A spectacular thunderstorm on the other side of canyon boomed and crackled as it lit our way with the brightness of a laser light show. Our legs ached as we continued the steep ascent, but we both were desperate to get out of this wild and dangerous place. We had to stop frequently to rest as our muscles cramped in the cold night air.
How would we manage if it started to rain? I thought. It did rain some, but only when we were under the only two tunnels on the Bright Angel trail.
Long after the sun had set, we realized how foolish we were to actually try to get out of the canyon that night. We saw some lights below at a rest station that revealed that we weren't the only ones who were caught in the canyon. Then the lights went out and we were alone in the darkness. Fortunately, a distant thunderstorm lit the way home.
Reaching the Top
"I see the top," Tommy called out excitedly. At that moment, our flashlights died and he realized that he had forgotten to bring extra batteries. It was about 2:00 am. There was enough light from the canyon rim above to show the rest of the way.
Have you ever hiked in the Grand Canyon?
A final word
Looking back, We had a couple of breaks during our foolish attempt to hike out of that wild place - the distant thunderstorm lighting our path, the holding back of the rain until we were under cover, and the miracle flashlight that lasted until we were almost at the top.

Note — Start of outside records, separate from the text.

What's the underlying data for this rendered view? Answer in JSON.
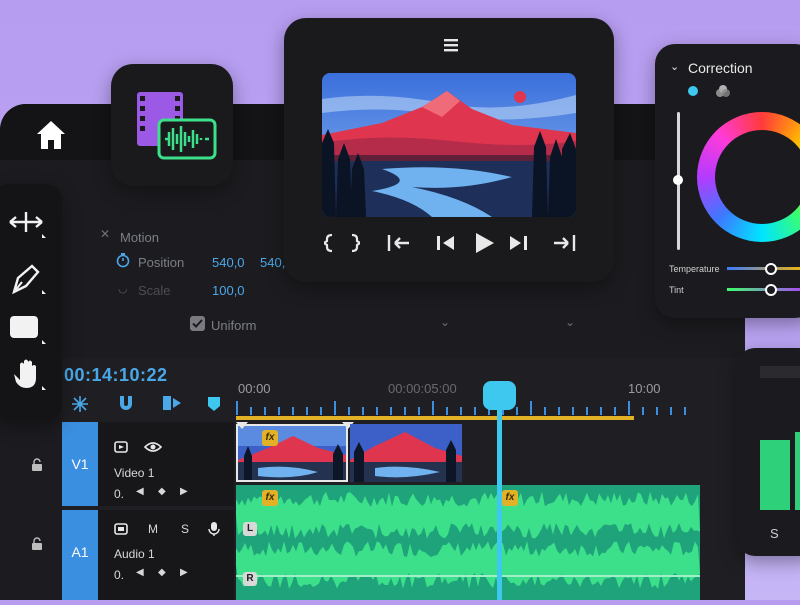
{
  "editor": {
    "home_icon": "home-icon"
  },
  "media_icon": "video-audio-file-icon",
  "preview": {
    "menu_icon": "hamburger-icon",
    "controls": [
      "mark-in-out-icon",
      "step-back-icon",
      "prev-frame-icon",
      "play-icon",
      "next-frame-icon",
      "step-forward-icon"
    ]
  },
  "properties": {
    "motion_label": "Motion",
    "position_label": "Position",
    "position_x": "540,0",
    "position_y": "540,",
    "scale_label": "Scale",
    "scale_value": "100,0",
    "uniform_label": "Uniform"
  },
  "tools": [
    "track-select-icon",
    "pen-icon",
    "rectangle-icon",
    "hand-icon"
  ],
  "timeline": {
    "timecode": "00:14:10:22",
    "ruler": [
      "00:00",
      "00:00:05:00",
      "10:00"
    ],
    "tracks": {
      "video": {
        "id": "V1",
        "name": "Video 1",
        "value": "0."
      },
      "audio": {
        "id": "A1",
        "name": "Audio 1",
        "value": "0.",
        "mute": "M",
        "solo": "S"
      }
    },
    "fx_label": "fx",
    "left_label": "L",
    "right_label": "R"
  },
  "correction": {
    "title": "Correction",
    "sliders": [
      {
        "label": "Temperature"
      },
      {
        "label": "Tint"
      }
    ]
  },
  "meter": {
    "solo_label": "S"
  },
  "colors": {
    "accent": "#3ec8f0",
    "track_blue": "#3b8fe0",
    "audio_green": "#1fa37a",
    "fx_yellow": "#e2b126"
  }
}
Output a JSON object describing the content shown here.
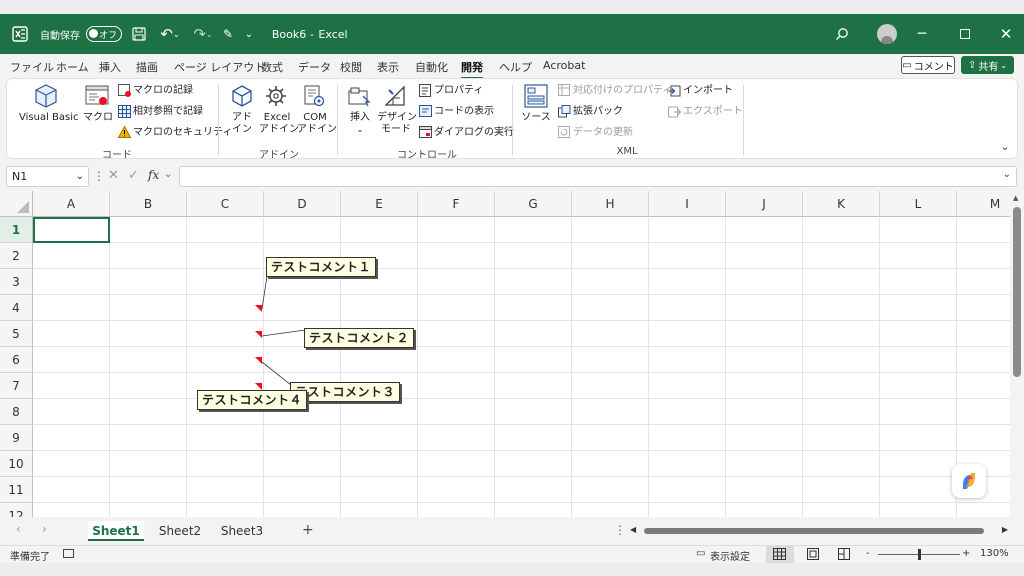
{
  "titlebar": {
    "autosave_label": "自動保存",
    "autosave_state": "オフ",
    "filename": "Book6",
    "separator": "-",
    "app": "Excel",
    "bg_color": "#1e7145"
  },
  "menu": {
    "items": [
      "ファイル",
      "ホーム",
      "挿入",
      "描画",
      "ページ レイアウト",
      "数式",
      "データ",
      "校閲",
      "表示",
      "自動化",
      "開発",
      "ヘルプ",
      "Acrobat"
    ],
    "active": "開発",
    "comment_button": "コメント",
    "share_button": "共有"
  },
  "ribbon": {
    "groups": {
      "code": "コード",
      "addin": "アドイン",
      "control": "コントロール",
      "xml": "XML"
    },
    "visual_basic": "Visual Basic",
    "macro": "マクロ",
    "record_macro": "マクロの記録",
    "relative_ref": "相対参照で記録",
    "macro_security": "マクロのセキュリティ",
    "addin_1": "アド",
    "addin_2": "イン",
    "excel_addin_1": "Excel",
    "excel_addin_2": "アドイン",
    "com_addin_1": "COM",
    "com_addin_2": "アドイン",
    "insert": "挿入",
    "design_mode_1": "デザイン",
    "design_mode_2": "モード",
    "properties": "プロパティ",
    "view_code": "コードの表示",
    "run_dialog": "ダイアログの実行",
    "source": "ソース",
    "map_properties": "対応付けのプロパティ",
    "expansion_packs": "拡張パック",
    "refresh_data": "データの更新",
    "import": "インポート",
    "export": "エクスポート"
  },
  "formula_bar": {
    "name_box": "N1",
    "fx": "fx",
    "value": ""
  },
  "grid": {
    "columns": [
      "A",
      "B",
      "C",
      "D",
      "E",
      "F",
      "G",
      "H",
      "I",
      "J",
      "K",
      "L",
      "M"
    ],
    "rows": [
      "1",
      "2",
      "3",
      "4",
      "5",
      "6",
      "7",
      "8",
      "9",
      "10",
      "11",
      "12"
    ],
    "selected_row": "1",
    "comments": [
      {
        "text": "テストコメント１",
        "cell": "C4"
      },
      {
        "text": "テストコメント２",
        "cell": "C5"
      },
      {
        "text": "テストコメント３",
        "cell": "C6"
      },
      {
        "text": "テストコメント４",
        "cell": "C7"
      }
    ]
  },
  "sheets": {
    "tabs": [
      "Sheet1",
      "Sheet2",
      "Sheet3"
    ],
    "active": "Sheet1",
    "add": "+"
  },
  "status": {
    "ready": "準備完了",
    "display_settings": "表示設定",
    "zoom": "130%",
    "zoom_minus": "-",
    "zoom_plus": "+"
  }
}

We should have been better prepared in so many ways: an early start in the morning, warmer clothing for the cooler evenings, extra batteries for the flashlight, and an overnight campsite. I would love to visit this part of the world again, but only the trip was more carefully planned.
Photos are the property of the author.
© 2013 Carola Finch